╭─ Dataset records
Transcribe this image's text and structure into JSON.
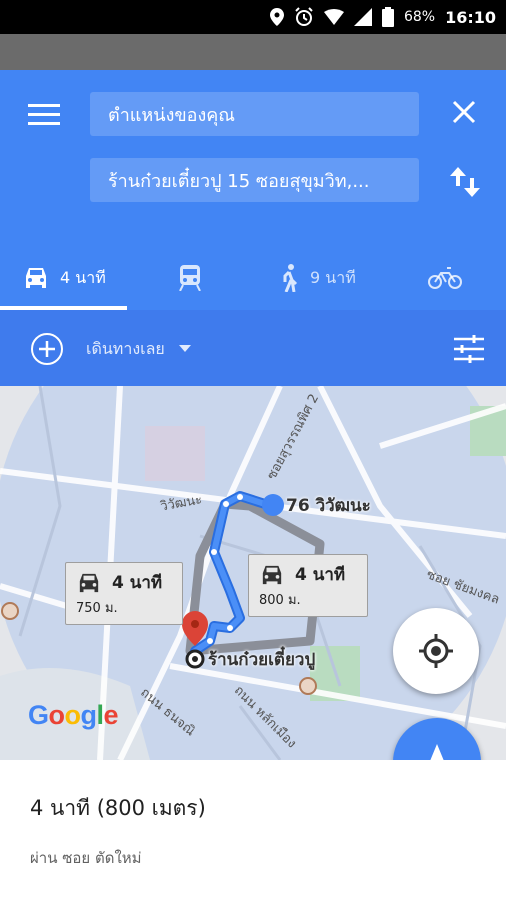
{
  "status_bar": {
    "battery": "68%",
    "time": "16:10",
    "icons": [
      "location-icon",
      "alarm-icon",
      "wifi-icon",
      "signal-icon",
      "battery-icon"
    ]
  },
  "header": {
    "from_field": "ตำแหน่งของคุณ",
    "to_field": "ร้านก๋วยเตี๋ยวปู 15 ซอยสุขุมวิท,...",
    "modes": [
      {
        "icon": "car-icon",
        "label": "4 นาที",
        "selected": true
      },
      {
        "icon": "train-icon",
        "label": ""
      },
      {
        "icon": "walk-icon",
        "label": "9 นาที"
      },
      {
        "icon": "bike-icon",
        "label": ""
      }
    ]
  },
  "departure_bar": {
    "label": "เดินทางเลย"
  },
  "map": {
    "origin_label": "76 วิวัฒนะ",
    "destination_label": "ร้านก๋วยเตี๋ยวปู",
    "roads": [
      "วิวัฒนะ",
      "ซอยสุวรรณพิศ 2",
      "ถนน หลักเมือง",
      "ถนน ธนจณิ",
      "ซอย ชัยมงคล"
    ],
    "route_main": {
      "time": "4 นาที",
      "distance": "800 ม."
    },
    "route_alt": {
      "time": "4 นาที",
      "distance": "750 ม."
    },
    "logo": [
      "G",
      "o",
      "o",
      "g",
      "l",
      "e"
    ],
    "logo_colors": [
      "#4285f4",
      "#ea4335",
      "#fbbc05",
      "#4285f4",
      "#34a853",
      "#ea4335"
    ]
  },
  "summary": {
    "duration": "4 นาที (800 เมตร)",
    "via": "ผ่าน ซอย ตัดใหม่"
  },
  "colors": {
    "brand_blue": "#4285f4",
    "depbar_blue": "#3f7bed",
    "route_blue": "#4285f4"
  }
}
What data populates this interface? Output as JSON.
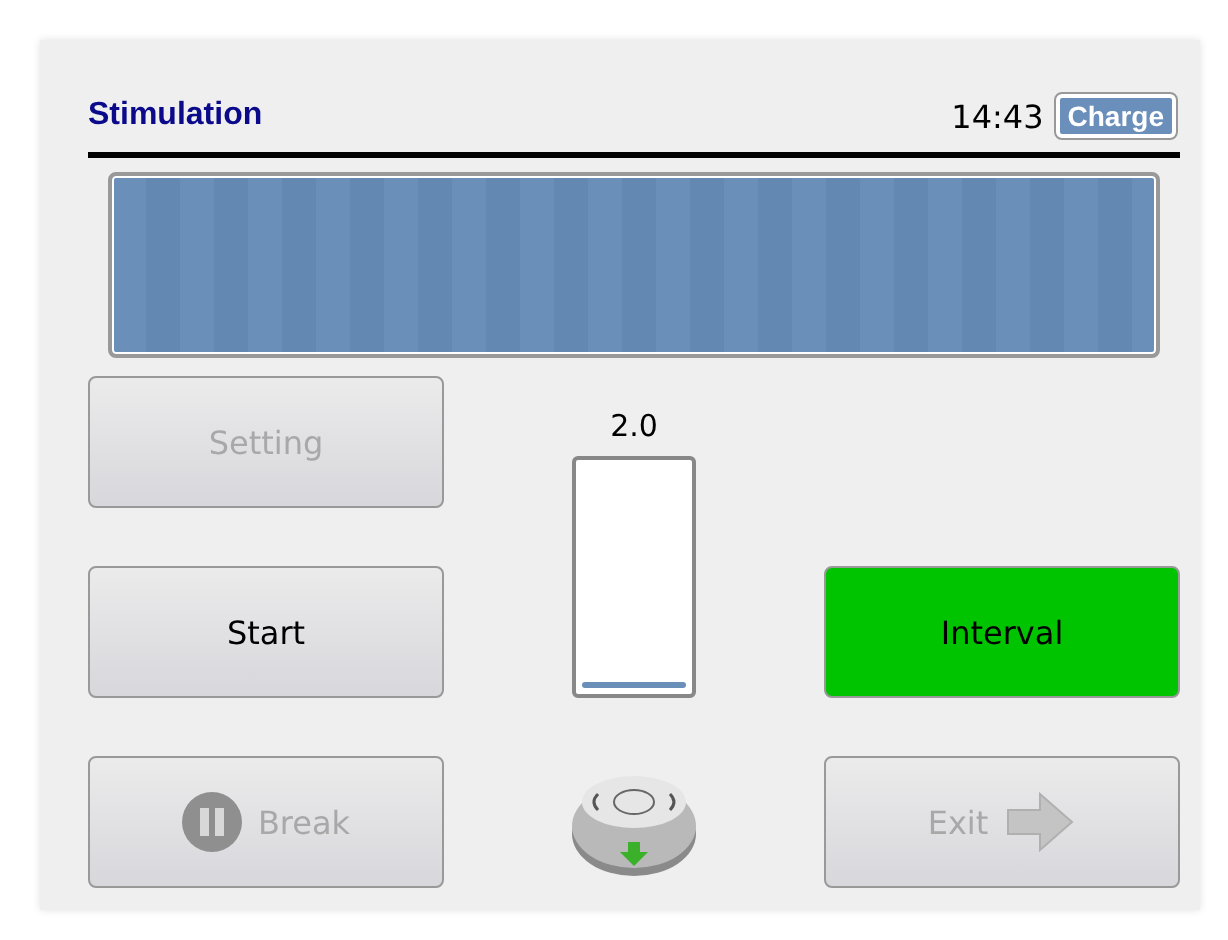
{
  "header": {
    "title": "Stimulation",
    "time": "14:43",
    "charge_button": "Charge"
  },
  "buttons": [
    {
      "label": "Setting",
      "disabled": true,
      "kind": "plain"
    },
    {
      "label": "Start",
      "disabled": false,
      "kind": "plain"
    },
    {
      "label": "Break",
      "disabled": true,
      "kind": "pause"
    }
  ],
  "meter": {
    "reading": "2.0",
    "level": 0.03
  },
  "interval": {
    "label": "Interval",
    "on": true
  },
  "exit": {
    "label": "Exit",
    "disabled": true
  }
}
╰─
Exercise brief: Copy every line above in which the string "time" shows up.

Answer for the task:
    "time": "16:10",
      "time": "4 นาที",
      "time": "4 นาที",
    "time": "14:43",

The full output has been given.